Looking for government information online will inevitably bring the researcher into contact with the GOV.UK website or one of the many other sites in the GOV.UK domain. With the site in its third year, it is worth looking at the corresponding data and guidance provided by the Government Digital Service as part of its transparency programme. This can certainly be useful when trying to work out where information might be located and to keep a weather eye on trends in government information management.
The main site was launched in 2012 as the keystone of the Digital By Default agenda with the intention of bringing government information and public services together into one online portal. As the websites were consolidated, the total number of individual central government websites was reduced; however many individual websites for agencies, services and projects remain. In addition to these there are also the numerous local government organisations, statutory bodies and regional agencies who are entitled to use the GOV.UK domain (3238 at the last count).
Helpfully the Government Digital Service provide a list of all the GOV.UK domain names annually and the most recent edition was published on 1 October. Since this list includes every website with a GOV.UK domain name, GDS also provide a list of the extant central government websites on a quarterly basis. Currently there are 290 websites allocated to central government departments, agencies and projects.
It is also worthwhile looking at the guidance provided to the content providers themselves, since this underpins the structure and design of every site on the GOV.UK domain. GDS published the Government Service Design Manual with which each site must comply and there are guidance notes available for organisations when registering domain names.
GDS are currently soliciting feedback on the Design Manual so if you have any strong views on the current look and feel of the GOV.UK domain and its websites, you can always respond via their short survey.
Thanks to Gavin Boughton, Defence Geographic Centre Librarian and SCOOP Member for his help with the links in this post.

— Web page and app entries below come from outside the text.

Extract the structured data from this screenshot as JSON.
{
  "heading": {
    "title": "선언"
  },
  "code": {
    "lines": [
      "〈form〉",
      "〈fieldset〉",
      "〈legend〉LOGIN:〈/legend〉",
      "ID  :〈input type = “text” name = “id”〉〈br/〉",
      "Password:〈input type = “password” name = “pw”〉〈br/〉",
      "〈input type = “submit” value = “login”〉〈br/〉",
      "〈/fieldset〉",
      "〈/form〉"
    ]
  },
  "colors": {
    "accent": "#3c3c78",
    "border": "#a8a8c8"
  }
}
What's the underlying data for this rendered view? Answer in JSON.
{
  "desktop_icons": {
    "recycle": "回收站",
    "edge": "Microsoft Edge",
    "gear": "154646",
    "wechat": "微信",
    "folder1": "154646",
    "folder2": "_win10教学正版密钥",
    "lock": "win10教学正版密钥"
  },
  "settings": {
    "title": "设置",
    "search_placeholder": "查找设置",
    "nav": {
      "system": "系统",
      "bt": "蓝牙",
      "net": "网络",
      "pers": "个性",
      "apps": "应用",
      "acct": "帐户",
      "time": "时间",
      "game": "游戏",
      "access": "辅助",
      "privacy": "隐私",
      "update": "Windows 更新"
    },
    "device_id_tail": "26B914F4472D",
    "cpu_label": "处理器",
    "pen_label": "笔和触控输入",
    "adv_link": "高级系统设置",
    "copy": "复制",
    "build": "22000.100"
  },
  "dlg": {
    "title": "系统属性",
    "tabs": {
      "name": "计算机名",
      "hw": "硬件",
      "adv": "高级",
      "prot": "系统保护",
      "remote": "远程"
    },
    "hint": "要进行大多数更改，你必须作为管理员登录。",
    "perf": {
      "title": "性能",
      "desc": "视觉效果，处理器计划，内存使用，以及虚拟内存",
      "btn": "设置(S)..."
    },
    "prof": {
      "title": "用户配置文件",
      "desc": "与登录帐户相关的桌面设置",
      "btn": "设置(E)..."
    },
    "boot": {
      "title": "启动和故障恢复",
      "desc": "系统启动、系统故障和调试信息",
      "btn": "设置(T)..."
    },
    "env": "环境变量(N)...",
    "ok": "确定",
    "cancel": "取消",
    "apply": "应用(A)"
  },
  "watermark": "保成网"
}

Steven Hartshorne, Information and Enquiry Service Officer, Bolton Library and Museum Services / Secretary of SCOOP